Robert sheckley — a wind is rising

A Wind Is Rising

Robert Sheckley

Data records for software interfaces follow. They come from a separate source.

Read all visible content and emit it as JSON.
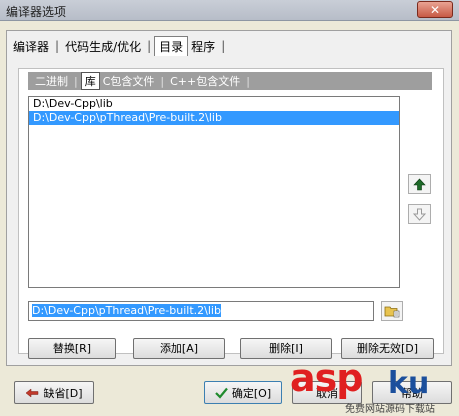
{
  "window": {
    "title": "编译器选项",
    "close_label": "✕"
  },
  "main_tabs": [
    {
      "label": "编译器"
    },
    {
      "label": "代码生成/优化"
    },
    {
      "label": "目录",
      "active": true
    },
    {
      "label": "程序"
    }
  ],
  "sub_tabs": [
    {
      "label": "二进制"
    },
    {
      "label": "库",
      "active": true
    },
    {
      "label": "C包含文件"
    },
    {
      "label": "C++包含文件"
    }
  ],
  "directories": [
    {
      "path": "D:\\Dev-Cpp\\lib"
    },
    {
      "path": "D:\\Dev-Cpp\\pThread\\Pre-built.2\\lib",
      "selected": true
    }
  ],
  "path_field": {
    "value": "D:\\Dev-Cpp\\pThread\\Pre-built.2\\lib"
  },
  "actions": {
    "replace": "替换[R]",
    "add": "添加[A]",
    "delete": "删除[I]",
    "delete_invalid": "删除无效[D]"
  },
  "footer": {
    "default": "缺省[D]",
    "ok": "确定[O]",
    "cancel": "取消",
    "help": "帮助"
  },
  "icons": {
    "up": "arrow-up-icon",
    "down": "arrow-down-icon",
    "browse": "folder-browse-icon",
    "default": "arrow-left-icon",
    "ok": "checkmark-icon"
  },
  "colors": {
    "selection": "#3399ff",
    "up_arrow": "#1f6b2a",
    "default_arrow": "#c0392b"
  },
  "watermark": {
    "brand_a": "asp",
    "brand_b": "ku",
    "sub": "免费网站源码下载站"
  }
}
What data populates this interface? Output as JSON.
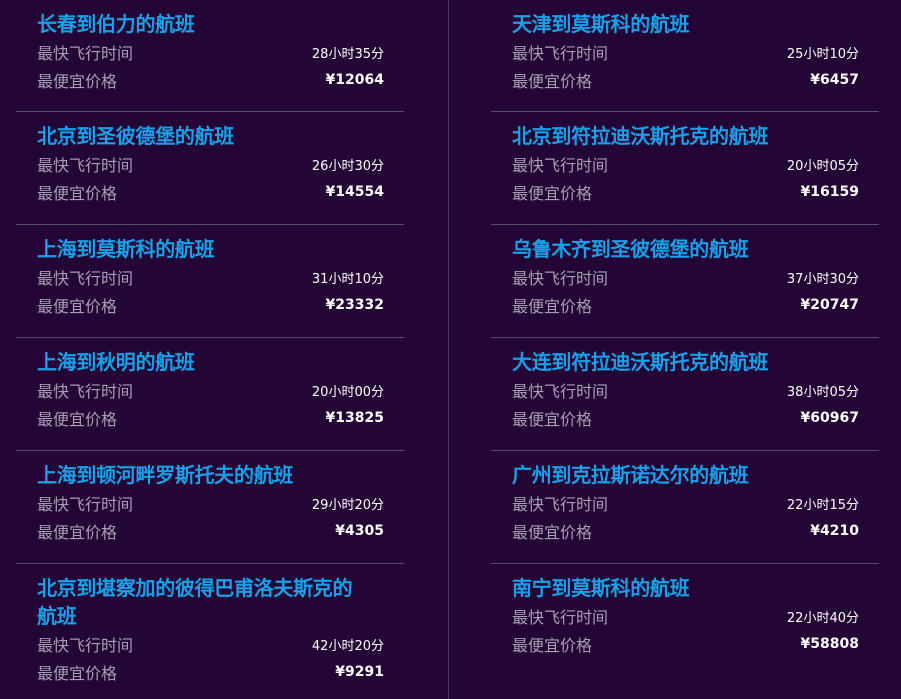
{
  "labels": {
    "fastest": "最快飞行时间",
    "cheapest": "最便宜价格"
  },
  "left_column": [
    {
      "title": "长春到伯力的航班",
      "duration": "28小时35分",
      "price": "¥12064"
    },
    {
      "title": "北京到圣彼德堡的航班",
      "duration": "26小时30分",
      "price": "¥14554"
    },
    {
      "title": "上海到莫斯科的航班",
      "duration": "31小时10分",
      "price": "¥23332"
    },
    {
      "title": "上海到秋明的航班",
      "duration": "20小时00分",
      "price": "¥13825"
    },
    {
      "title": "上海到顿河畔罗斯托夫的航班",
      "duration": "29小时20分",
      "price": "¥4305"
    },
    {
      "title": "北京到堪察加的彼得巴甫洛夫斯克的航班",
      "duration": "42小时20分",
      "price": "¥9291"
    }
  ],
  "right_column": [
    {
      "title": "天津到莫斯科的航班",
      "duration": "25小时10分",
      "price": "¥6457"
    },
    {
      "title": "北京到符拉迪沃斯托克的航班",
      "duration": "20小时05分",
      "price": "¥16159"
    },
    {
      "title": "乌鲁木齐到圣彼德堡的航班",
      "duration": "37小时30分",
      "price": "¥20747"
    },
    {
      "title": "大连到符拉迪沃斯托克的航班",
      "duration": "38小时05分",
      "price": "¥60967"
    },
    {
      "title": "广州到克拉斯诺达尔的航班",
      "duration": "22小时15分",
      "price": "¥4210"
    },
    {
      "title": "南宁到莫斯科的航班",
      "duration": "22小时40分",
      "price": "¥58808"
    }
  ]
}
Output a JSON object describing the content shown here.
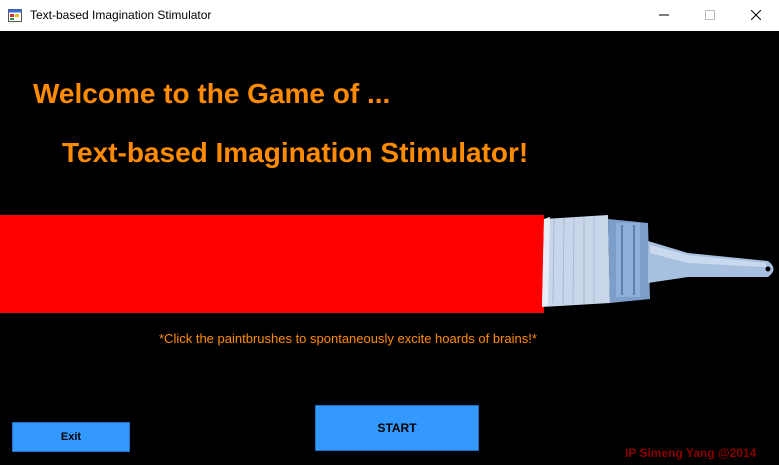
{
  "window": {
    "title": "Text-based Imagination Stimulator",
    "controls": [
      "minimize-icon",
      "maximize-icon",
      "close-icon"
    ]
  },
  "main": {
    "welcome": "Welcome to the Game of ...",
    "subtitle": "Text-based Imagination Stimulator!",
    "hint": "*Click the paintbrushes to spontaneously excite hoards of brains!*",
    "credit": "IP Simeng Yang @2014"
  },
  "buttons": {
    "exit_label": "Exit",
    "start_label": "START"
  },
  "colors": {
    "background": "#000000",
    "heading": "#ff8c00",
    "paint": "#ff0000",
    "button": "#3399ff",
    "credit": "#8b0000"
  }
}
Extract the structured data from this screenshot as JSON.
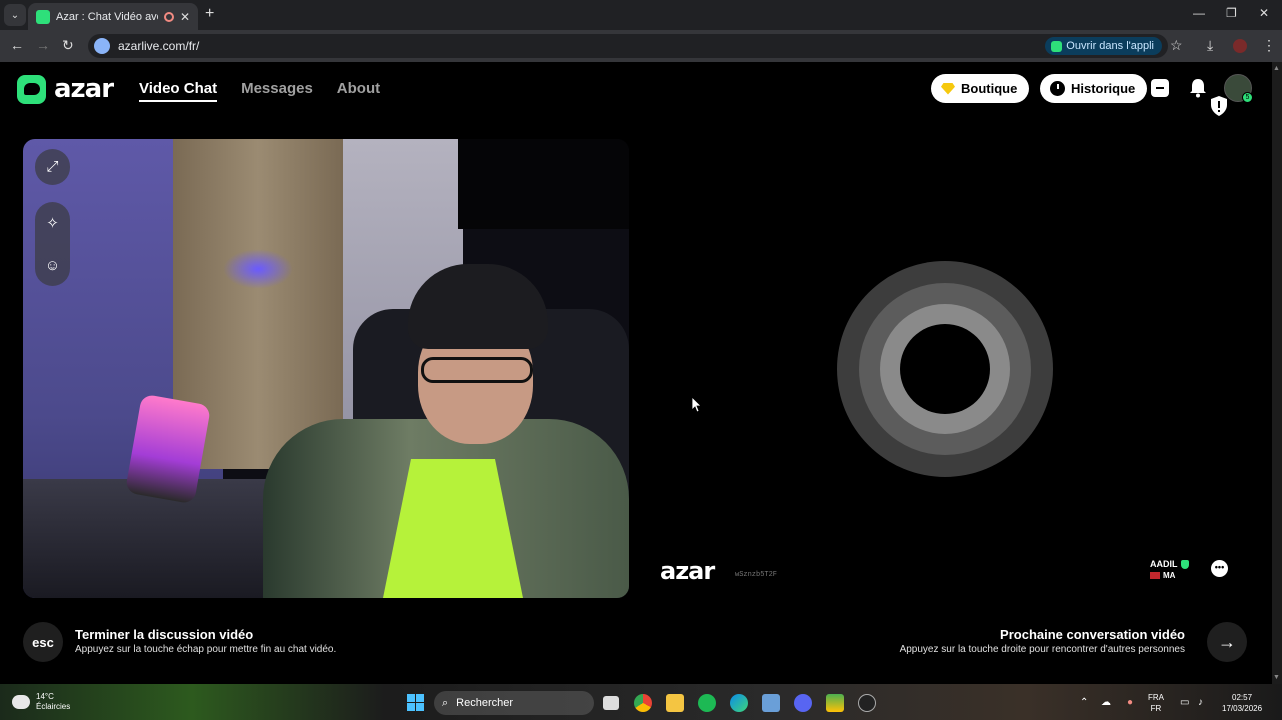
{
  "browser": {
    "tab_title": "Azar : Chat Vidéo avec de n",
    "url": "azarlive.com/fr/",
    "open_app_label": "Ouvrir dans l'appli"
  },
  "header": {
    "logo_text": "azar",
    "nav": [
      {
        "label": "Video Chat",
        "active": true
      },
      {
        "label": "Messages",
        "active": false
      },
      {
        "label": "About",
        "active": false
      }
    ],
    "boutique_label": "Boutique",
    "historique_label": "Historique",
    "avatar_badge": "5"
  },
  "remote": {
    "watermark_logo": "azar",
    "watermark_id": "wSznzb5T2F",
    "peer_name": "AADIL",
    "peer_country": "MA"
  },
  "controls": {
    "esc_label": "esc",
    "end_title": "Terminer la discussion vidéo",
    "end_sub": "Appuyez sur la touche échap pour mettre fin au chat vidéo.",
    "next_title": "Prochaine conversation vidéo",
    "next_sub": "Appuyez sur la touche droite pour rencontrer d'autres personnes"
  },
  "taskbar": {
    "temperature": "14°C",
    "weather": "Éclaircies",
    "search_placeholder": "Rechercher",
    "lang_top": "FRA",
    "lang_bottom": "FR",
    "time": "02:57",
    "date": "17/03/2026"
  },
  "colors": {
    "brand_green": "#2ee07a",
    "ring_outer": "#3d3d3d",
    "ring_mid": "#5c5c5c",
    "ring_inner": "#8a8a8a"
  }
}
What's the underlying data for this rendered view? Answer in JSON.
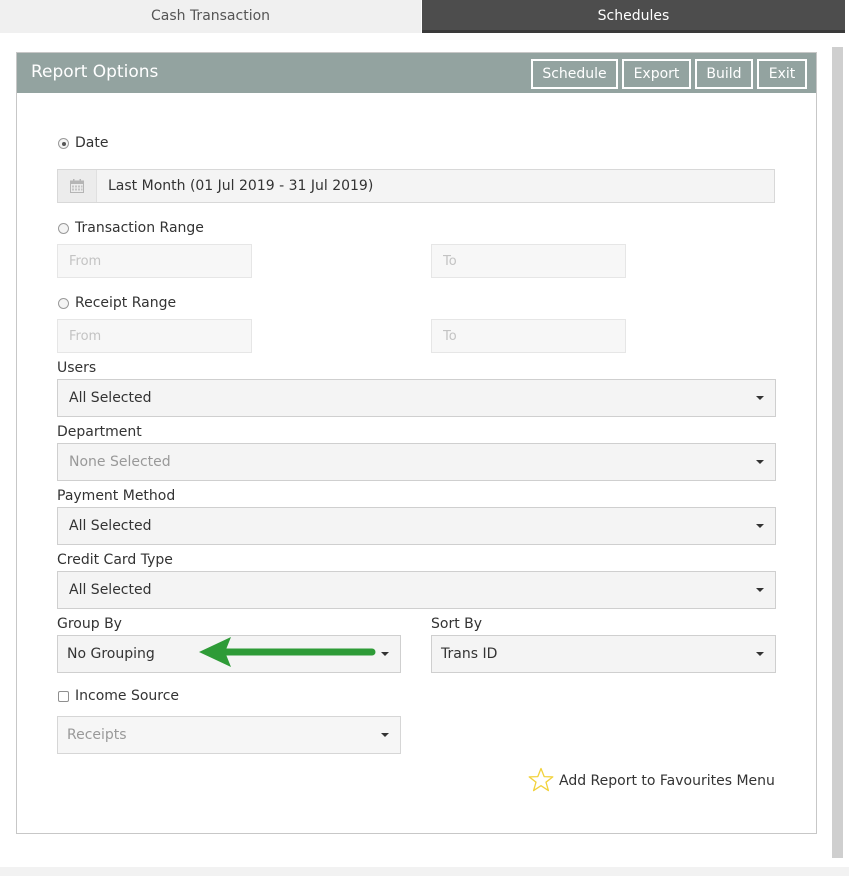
{
  "tabs": [
    {
      "label": "Cash Transaction",
      "active": true
    },
    {
      "label": "Schedules",
      "active": false
    }
  ],
  "panel": {
    "title": "Report Options",
    "buttons": {
      "schedule": "Schedule",
      "export": "Export",
      "build": "Build",
      "exit": "Exit"
    }
  },
  "date": {
    "label": "Date",
    "selected": true,
    "value": "Last Month (01 Jul 2019 - 31 Jul 2019)",
    "icon": "calendar-icon"
  },
  "transaction_range": {
    "label": "Transaction Range",
    "selected": false,
    "from_placeholder": "From",
    "to_placeholder": "To"
  },
  "receipt_range": {
    "label": "Receipt Range",
    "selected": false,
    "from_placeholder": "From",
    "to_placeholder": "To"
  },
  "users": {
    "label": "Users",
    "value": "All Selected"
  },
  "department": {
    "label": "Department",
    "value": "None Selected"
  },
  "payment_method": {
    "label": "Payment Method",
    "value": "All Selected"
  },
  "credit_card_type": {
    "label": "Credit Card Type",
    "value": "All Selected"
  },
  "group_by": {
    "label": "Group By",
    "value": "No Grouping"
  },
  "sort_by": {
    "label": "Sort By",
    "value": "Trans ID"
  },
  "income_source": {
    "label": "Income Source",
    "checked": false,
    "value": "Receipts"
  },
  "favourites": {
    "label": "Add Report to Favourites Menu",
    "icon": "star-icon"
  },
  "colors": {
    "header": "#93a3a0",
    "arrow": "#2e9b37",
    "star": "#f2d23c",
    "tab_dark": "#4d4d4d"
  },
  "annotation": {
    "icon": "green-arrow-icon"
  }
}
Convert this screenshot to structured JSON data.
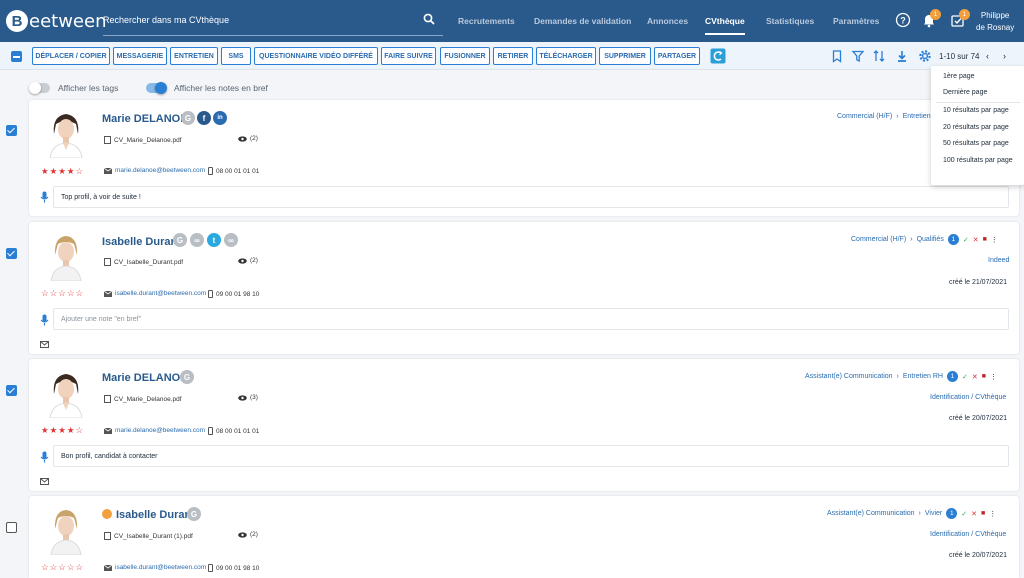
{
  "app": {
    "logo_letter": "B",
    "logo_text": "eetween",
    "brand_color": "#2a5a8c",
    "accent_color": "#2a7ed3"
  },
  "search": {
    "placeholder": "Rechercher dans ma CVthèque"
  },
  "nav": {
    "items": [
      "Recrutements",
      "Demandes de validation",
      "Annonces",
      "CVthèque",
      "Statistiques",
      "Paramètres"
    ],
    "active": "CVthèque"
  },
  "header": {
    "notif_count": "1",
    "task_count": "1",
    "user_line1": "Philippe",
    "user_line2": "de Rosnay"
  },
  "toolbar": {
    "buttons": [
      "DÉPLACER / COPIER",
      "MESSAGERIE",
      "ENTRETIEN",
      "SMS",
      "QUESTIONNAIRE VIDÉO DIFFÉRÉ",
      "FAIRE SUIVRE",
      "FUSIONNER",
      "RETIRER",
      "TÉLÉCHARGER",
      "SUPPRIMER",
      "PARTAGER"
    ],
    "pagination": "1-10 sur 74"
  },
  "dropdown": {
    "items": [
      "1ère page",
      "Dernière page",
      "10 résultats par page",
      "20 résultats par page",
      "50 résultats par page",
      "100 résultats par page"
    ]
  },
  "toggles": {
    "tags_label": "Afficher les tags",
    "tags_on": false,
    "notes_label": "Afficher les notes en bref",
    "notes_on": true
  },
  "candidates": [
    {
      "name": "Marie DELANOE",
      "cv_file": "CV_Marie_Delanoe.pdf",
      "views": "(2)",
      "email": "marie.delanoe@beetween.com",
      "phone": "08 00 01 01 01",
      "rating": 4,
      "note": "Top profil, à voir de suite !",
      "pipeline_job": "Commercial (H/F)",
      "pipeline_stage": "Entretien",
      "checked": true
    },
    {
      "name": "Isabelle Durant",
      "cv_file": "CV_Isabelle_Durant.pdf",
      "views": "(2)",
      "email": "isabelle.durant@beetween.com",
      "phone": "09 00 01 98 10",
      "rating": 0,
      "note_placeholder": "Ajouter une note \"en bref\"",
      "pipeline_job": "Commercial (H/F)",
      "pipeline_stage": "Qualifiés",
      "stage_count": "1",
      "source": "Indeed",
      "created": "créé le 21/07/2021",
      "checked": true
    },
    {
      "name": "Marie DELANOE",
      "cv_file": "CV_Marie_Delanoe.pdf",
      "views": "(3)",
      "email": "marie.delanoe@beetween.com",
      "phone": "08 00 01 01 01",
      "rating": 4,
      "note": "Bon profil, candidat à contacter",
      "pipeline_job": "Assistant(e) Communication",
      "pipeline_stage": "Entretien RH",
      "stage_count": "1",
      "source": "Identification / CVthèque",
      "created": "créé le 20/07/2021",
      "checked": true
    },
    {
      "name": "Isabelle Durant",
      "cv_file": "CV_Isabelle_Durant (1).pdf",
      "views": "(2)",
      "email": "isabelle.durant@beetween.com",
      "phone": "09 00 01 98 10",
      "rating": 0,
      "pipeline_job": "Assistant(e) Communication",
      "pipeline_stage": "Vivier",
      "stage_count": "1",
      "source": "Identification / CVthèque",
      "created": "créé le 20/07/2021",
      "checked": false
    }
  ]
}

Outside, a wind was rising. But within the station, the two men had other things on their minds. Clayton turned the handle of the water faucet again and waited. Nothing happened.
“Try hitting it,” said Nerishev.
Clayton pounded the faucet with his fist. Two drops of water came out.
A third drop trembled on the spigot's lip, swayed and fell. That was all.
“That does it,” Clayton said bitterly. “That damned water pipe is blocked again. How much water we got in storage?”
“Four gallons-assuming the tank hasn't sprung another leak,” said Nerishev. He stared at the faucet, tapping it with long, nervous fingers.
He was a big, pale man with a sparse beard, fragile-looking in spite of his size. He didn't look like the type to operate an observation station on a remote and alien planet. But the Advance Exploration Corps had discovered, to its regret, that there was no type to operate a station.
Nerishev was a competent biologist and botanist. Although chronically nervous, he had surprising reserves of calm. He was the sort of man who needs an occasion to rise to. This, if anything, made him suitable to pioneer a planet like Carella I.
“I suppose somebody should go out and unblock the water pipe,” said Nerishev, not looking at Clayton.
“I suppose so,” Clayton said, pounding the faucet again. “But it's going to be murder out there. Listen to it!”
Clayton was a short man, bull-necked, red-faced, powerfully constructed. This was his third tour of duty as a planetary observer.
He had tried other jobs in the Advance Exploration Corps, but none suited him. PEP-Primary Extraterrestrial Penetration-faced him with too many unpleasant surprises. It was work for daredevils and madmen.
But Base Operations was much too tame and restricting.
He like the work of a planetary observer, though. His job was to sit tight on a planet newly opened by the PEP boys and checked out by a drone camera crew. All he had to do on this planet was stoically endure discomfort and skillfully keep himself alive. After a year of this, the relief ship would remove him and note his report. On the basis of the report, further action would or would not be taken.
Before each tour of duty, Clayton dutifully promised his wife that this would be the last. After this tour, he was going to stay on Earth and work on the little farm he owned. He promised…
But at the end of each rest leave, Clayton journeyed out again, to do the thing for which he was best suited: staying alive through skill and endurance.
But this time, he had had it. He and Nerishev had been eight months on Carella. The relief ship was due in another four months. If he came through alive, he was going to quit for good.
“Just listen to that wind,” Nerishev said.
Muffled, distant, it sighed and murmured around the steel hull of the station like a zephyr, a summer breeze.
That was how it sounded to them inside the station, separated from the wind by three inches of steel plus a soundproofing layer.
“It's rising,” Clayton said. He walked over to the windspeed indicator.
According to the dial, the gentle-sounding wind was blowing at a steady 82 miles an hour.
A light breeze on Carella.
“Man, oh man!” Clayton said. “I don't want to go out there. Nothing's worth going out there.”
“It's your turn,” Nerishev pointed out.
“I know. Let me complain a little first, will you? Come on, let's get a forecast from Smanik.”